BRIEF:
Please reproduce every entry below without omitting a single line.

DATA PROVIDED:
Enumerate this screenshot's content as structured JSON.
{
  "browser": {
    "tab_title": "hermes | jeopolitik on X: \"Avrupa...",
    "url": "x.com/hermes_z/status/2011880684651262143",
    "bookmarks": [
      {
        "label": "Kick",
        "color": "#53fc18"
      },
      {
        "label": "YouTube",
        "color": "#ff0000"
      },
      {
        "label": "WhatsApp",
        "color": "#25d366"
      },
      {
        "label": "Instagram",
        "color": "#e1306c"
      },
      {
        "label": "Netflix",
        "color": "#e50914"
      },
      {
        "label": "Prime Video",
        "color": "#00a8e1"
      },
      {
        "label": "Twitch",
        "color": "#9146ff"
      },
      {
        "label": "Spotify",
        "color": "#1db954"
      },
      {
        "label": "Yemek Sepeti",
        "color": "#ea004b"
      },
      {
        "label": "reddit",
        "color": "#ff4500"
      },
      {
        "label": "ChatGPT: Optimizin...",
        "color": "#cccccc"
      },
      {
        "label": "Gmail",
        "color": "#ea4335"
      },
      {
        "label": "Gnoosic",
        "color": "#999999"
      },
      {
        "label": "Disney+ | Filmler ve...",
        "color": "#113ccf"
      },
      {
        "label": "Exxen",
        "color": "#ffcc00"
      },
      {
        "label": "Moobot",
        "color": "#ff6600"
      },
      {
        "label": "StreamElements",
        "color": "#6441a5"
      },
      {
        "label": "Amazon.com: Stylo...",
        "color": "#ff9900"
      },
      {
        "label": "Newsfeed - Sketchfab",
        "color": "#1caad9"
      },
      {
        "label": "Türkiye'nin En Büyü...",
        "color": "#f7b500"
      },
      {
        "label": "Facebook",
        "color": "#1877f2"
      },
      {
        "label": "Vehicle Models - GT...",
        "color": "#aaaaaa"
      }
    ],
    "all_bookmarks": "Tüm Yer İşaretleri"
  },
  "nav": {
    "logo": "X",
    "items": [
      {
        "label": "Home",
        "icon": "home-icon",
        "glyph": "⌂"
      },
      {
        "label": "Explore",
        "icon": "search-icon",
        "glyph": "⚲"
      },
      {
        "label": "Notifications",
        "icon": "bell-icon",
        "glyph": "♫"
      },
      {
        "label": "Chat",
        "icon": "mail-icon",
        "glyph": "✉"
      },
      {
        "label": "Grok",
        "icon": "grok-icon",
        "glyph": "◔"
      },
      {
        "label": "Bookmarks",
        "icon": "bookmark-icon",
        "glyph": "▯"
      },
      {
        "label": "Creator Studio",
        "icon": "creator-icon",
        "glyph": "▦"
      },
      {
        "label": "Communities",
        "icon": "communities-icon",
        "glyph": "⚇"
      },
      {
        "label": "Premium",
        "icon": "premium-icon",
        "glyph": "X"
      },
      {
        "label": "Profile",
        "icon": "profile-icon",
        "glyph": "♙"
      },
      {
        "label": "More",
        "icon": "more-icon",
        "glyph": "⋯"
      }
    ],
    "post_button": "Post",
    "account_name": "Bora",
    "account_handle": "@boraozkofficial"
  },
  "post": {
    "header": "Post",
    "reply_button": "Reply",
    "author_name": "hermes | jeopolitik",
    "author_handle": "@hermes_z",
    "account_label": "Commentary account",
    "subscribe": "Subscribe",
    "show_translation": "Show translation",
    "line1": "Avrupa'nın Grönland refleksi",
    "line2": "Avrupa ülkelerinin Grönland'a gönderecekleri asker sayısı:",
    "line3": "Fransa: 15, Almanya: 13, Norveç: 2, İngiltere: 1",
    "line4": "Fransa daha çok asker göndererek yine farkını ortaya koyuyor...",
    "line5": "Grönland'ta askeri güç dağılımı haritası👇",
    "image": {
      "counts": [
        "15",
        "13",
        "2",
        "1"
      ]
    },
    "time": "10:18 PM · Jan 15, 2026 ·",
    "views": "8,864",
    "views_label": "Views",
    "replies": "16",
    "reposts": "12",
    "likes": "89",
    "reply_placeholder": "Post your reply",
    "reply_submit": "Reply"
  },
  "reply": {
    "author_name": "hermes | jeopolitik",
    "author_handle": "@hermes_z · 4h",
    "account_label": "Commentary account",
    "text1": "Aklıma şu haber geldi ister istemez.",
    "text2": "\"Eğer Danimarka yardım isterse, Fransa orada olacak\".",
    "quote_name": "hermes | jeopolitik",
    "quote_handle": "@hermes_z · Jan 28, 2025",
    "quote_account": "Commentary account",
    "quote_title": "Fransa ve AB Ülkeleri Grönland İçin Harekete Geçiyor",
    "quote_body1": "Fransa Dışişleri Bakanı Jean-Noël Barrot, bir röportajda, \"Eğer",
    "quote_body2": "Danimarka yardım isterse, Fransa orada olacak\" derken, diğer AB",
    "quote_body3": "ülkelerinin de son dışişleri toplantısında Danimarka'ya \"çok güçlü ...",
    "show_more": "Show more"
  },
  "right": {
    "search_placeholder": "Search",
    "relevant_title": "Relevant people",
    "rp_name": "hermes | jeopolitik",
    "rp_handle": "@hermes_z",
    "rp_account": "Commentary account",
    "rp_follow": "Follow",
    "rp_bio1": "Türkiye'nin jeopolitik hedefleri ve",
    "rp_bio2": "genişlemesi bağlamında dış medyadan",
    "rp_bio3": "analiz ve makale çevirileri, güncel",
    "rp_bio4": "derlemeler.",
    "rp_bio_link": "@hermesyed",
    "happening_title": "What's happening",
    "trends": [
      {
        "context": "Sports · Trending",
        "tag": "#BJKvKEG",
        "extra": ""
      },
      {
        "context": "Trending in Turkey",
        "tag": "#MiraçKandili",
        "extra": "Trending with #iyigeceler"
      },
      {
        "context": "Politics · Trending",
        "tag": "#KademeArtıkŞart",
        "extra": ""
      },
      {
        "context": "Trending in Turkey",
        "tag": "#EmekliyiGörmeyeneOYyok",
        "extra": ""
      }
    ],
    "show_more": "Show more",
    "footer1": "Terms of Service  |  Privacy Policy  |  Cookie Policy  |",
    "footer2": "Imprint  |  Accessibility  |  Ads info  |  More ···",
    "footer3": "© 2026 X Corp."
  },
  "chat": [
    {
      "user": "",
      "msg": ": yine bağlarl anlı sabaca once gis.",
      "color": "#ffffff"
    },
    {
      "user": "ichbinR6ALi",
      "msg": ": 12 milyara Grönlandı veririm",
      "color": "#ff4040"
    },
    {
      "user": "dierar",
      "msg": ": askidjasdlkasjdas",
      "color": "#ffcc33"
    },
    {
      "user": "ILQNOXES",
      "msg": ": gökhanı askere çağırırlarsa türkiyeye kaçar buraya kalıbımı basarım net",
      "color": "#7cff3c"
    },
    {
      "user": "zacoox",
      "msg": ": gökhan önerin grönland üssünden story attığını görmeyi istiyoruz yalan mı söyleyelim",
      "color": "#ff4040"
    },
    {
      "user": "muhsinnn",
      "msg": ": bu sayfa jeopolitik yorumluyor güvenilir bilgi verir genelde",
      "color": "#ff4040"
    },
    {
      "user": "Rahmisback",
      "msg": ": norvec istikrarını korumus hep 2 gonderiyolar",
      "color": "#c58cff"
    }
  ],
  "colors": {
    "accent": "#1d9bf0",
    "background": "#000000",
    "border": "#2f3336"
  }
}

TASK RESULT:
Enumerate this screenshot's content as structured JSON.
{
  "browser": {
    "tab_title": "hermes | jeopolitik on X: \"Avrupa...",
    "url": "x.com/hermes_z/status/2011880684651262143",
    "bookmarks": [
      {
        "label": "Kick",
        "color": "#53fc18"
      },
      {
        "label": "YouTube",
        "color": "#ff0000"
      },
      {
        "label": "WhatsApp",
        "color": "#25d366"
      },
      {
        "label": "Instagram",
        "color": "#e1306c"
      },
      {
        "label": "Netflix",
        "color": "#e50914"
      },
      {
        "label": "Prime Video",
        "color": "#00a8e1"
      },
      {
        "label": "Twitch",
        "color": "#9146ff"
      },
      {
        "label": "Spotify",
        "color": "#1db954"
      },
      {
        "label": "Yemek Sepeti",
        "color": "#ea004b"
      },
      {
        "label": "reddit",
        "color": "#ff4500"
      },
      {
        "label": "ChatGPT: Optimizin...",
        "color": "#cccccc"
      },
      {
        "label": "Gmail",
        "color": "#ea4335"
      },
      {
        "label": "Gnoosic",
        "color": "#999999"
      },
      {
        "label": "Disney+ | Filmler ve...",
        "color": "#113ccf"
      },
      {
        "label": "Exxen",
        "color": "#ffcc00"
      },
      {
        "label": "Moobot",
        "color": "#ff6600"
      },
      {
        "label": "StreamElements",
        "color": "#6441a5"
      },
      {
        "label": "Amazon.com: Stylo...",
        "color": "#ff9900"
      },
      {
        "label": "Newsfeed - Sketchfab",
        "color": "#1caad9"
      },
      {
        "label": "Türkiye'nin En Büyü...",
        "color": "#f7b500"
      },
      {
        "label": "Facebook",
        "color": "#1877f2"
      },
      {
        "label": "Vehicle Models - GT...",
        "color": "#aaaaaa"
      }
    ],
    "all_bookmarks": "Tüm Yer İşaretleri"
  },
  "nav": {
    "logo": "X",
    "items": [
      {
        "label": "Home",
        "icon": "home-icon",
        "glyph": "⌂"
      },
      {
        "label": "Explore",
        "icon": "search-icon",
        "glyph": "⚲"
      },
      {
        "label": "Notifications",
        "icon": "bell-icon",
        "glyph": "♫"
      },
      {
        "label": "Chat",
        "icon": "mail-icon",
        "glyph": "✉"
      },
      {
        "label": "Grok",
        "icon": "grok-icon",
        "glyph": "◔"
      },
      {
        "label": "Bookmarks",
        "icon": "bookmark-icon",
        "glyph": "▯"
      },
      {
        "label": "Creator Studio",
        "icon": "creator-icon",
        "glyph": "▦"
      },
      {
        "label": "Communities",
        "icon": "communities-icon",
        "glyph": "⚇"
      },
      {
        "label": "Premium",
        "icon": "premium-icon",
        "glyph": "X"
      },
      {
        "label": "Profile",
        "icon": "profile-icon",
        "glyph": "♙"
      },
      {
        "label": "More",
        "icon": "more-icon",
        "glyph": "⋯"
      }
    ],
    "post_button": "Post",
    "account_name": "Bora",
    "account_handle": "@boraozkofficial"
  },
  "post": {
    "header": "Post",
    "reply_button": "Reply",
    "author_name": "hermes | jeopolitik",
    "author_handle": "@hermes_z",
    "account_label": "Commentary account",
    "subscribe": "Subscribe",
    "show_translation": "Show translation",
    "line1": "Avrupa'nın Grönland refleksi",
    "line2": "Avrupa ülkelerinin Grönland'a gönderecekleri asker sayısı:",
    "line3": "Fransa: 15, Almanya: 13, Norveç: 2, İngiltere: 1",
    "line4": "Fransa daha çok asker göndererek yine farkını ortaya koyuyor...",
    "line5": "Grönland'ta askeri güç dağılımı haritası👇",
    "image": {
      "counts": [
        "15",
        "13",
        "2",
        "1"
      ]
    },
    "time": "10:18 PM · Jan 15, 2026 ·",
    "views": "8,864",
    "views_label": "Views",
    "replies": "16",
    "reposts": "12",
    "likes": "89",
    "reply_placeholder": "Post your reply",
    "reply_submit": "Reply"
  },
  "reply": {
    "author_name": "hermes | jeopolitik",
    "author_handle": "@hermes_z · 4h",
    "account_label": "Commentary account",
    "text1": "Aklıma şu haber geldi ister istemez.",
    "text2": "\"Eğer Danimarka yardım isterse, Fransa orada olacak\".",
    "quote_name": "hermes | jeopolitik",
    "quote_handle": "@hermes_z · Jan 28, 2025",
    "quote_account": "Commentary account",
    "quote_title": "Fransa ve AB Ülkeleri Grönland İçin Harekete Geçiyor",
    "quote_body1": "Fransa Dışişleri Bakanı Jean-Noël Barrot, bir röportajda, \"Eğer",
    "quote_body2": "Danimarka yardım isterse, Fransa orada olacak\" derken, diğer AB",
    "quote_body3": "ülkelerinin de son dışişleri toplantısında Danimarka'ya \"çok güçlü ...",
    "show_more": "Show more"
  },
  "right": {
    "search_placeholder": "Search",
    "relevant_title": "Relevant people",
    "rp_name": "hermes | jeopolitik",
    "rp_handle": "@hermes_z",
    "rp_account": "Commentary account",
    "rp_follow": "Follow",
    "rp_bio1": "Türkiye'nin jeopolitik hedefleri ve",
    "rp_bio2": "genişlemesi bağlamında dış medyadan",
    "rp_bio3": "analiz ve makale çevirileri, güncel",
    "rp_bio4": "derlemeler.",
    "rp_bio_link": "@hermesyed",
    "happening_title": "What's happening",
    "trends": [
      {
        "context": "Sports · Trending",
        "tag": "#BJKvKEG",
        "extra": ""
      },
      {
        "context": "Trending in Turkey",
        "tag": "#MiraçKandili",
        "extra": "Trending with #iyigeceler"
      },
      {
        "context": "Politics · Trending",
        "tag": "#KademeArtıkŞart",
        "extra": ""
      },
      {
        "context": "Trending in Turkey",
        "tag": "#EmekliyiGörmeyeneOYyok",
        "extra": ""
      }
    ],
    "show_more": "Show more",
    "footer1": "Terms of Service  |  Privacy Policy  |  Cookie Policy  |",
    "footer2": "Imprint  |  Accessibility  |  Ads info  |  More ···",
    "footer3": "© 2026 X Corp."
  },
  "chat": [
    {
      "user": "",
      "msg": ": yine bağlarl anlı sabaca once gis.",
      "color": "#ffffff"
    },
    {
      "user": "ichbinR6ALi",
      "msg": ": 12 milyara Grönlandı veririm",
      "color": "#ff4040"
    },
    {
      "user": "dierar",
      "msg": ": askidjasdlkasjdas",
      "color": "#ffcc33"
    },
    {
      "user": "ILQNOXES",
      "msg": ": gökhanı askere çağırırlarsa türkiyeye kaçar buraya kalıbımı basarım net",
      "color": "#7cff3c"
    },
    {
      "user": "zacoox",
      "msg": ": gökhan önerin grönland üssünden story attığını görmeyi istiyoruz yalan mı söyleyelim",
      "color": "#ff4040"
    },
    {
      "user": "muhsinnn",
      "msg": ": bu sayfa jeopolitik yorumluyor güvenilir bilgi verir genelde",
      "color": "#ff4040"
    },
    {
      "user": "Rahmisback",
      "msg": ": norvec istikrarını korumus hep 2 gonderiyolar",
      "color": "#c58cff"
    }
  ],
  "colors": {
    "accent": "#1d9bf0",
    "background": "#000000",
    "border": "#2f3336"
  }
}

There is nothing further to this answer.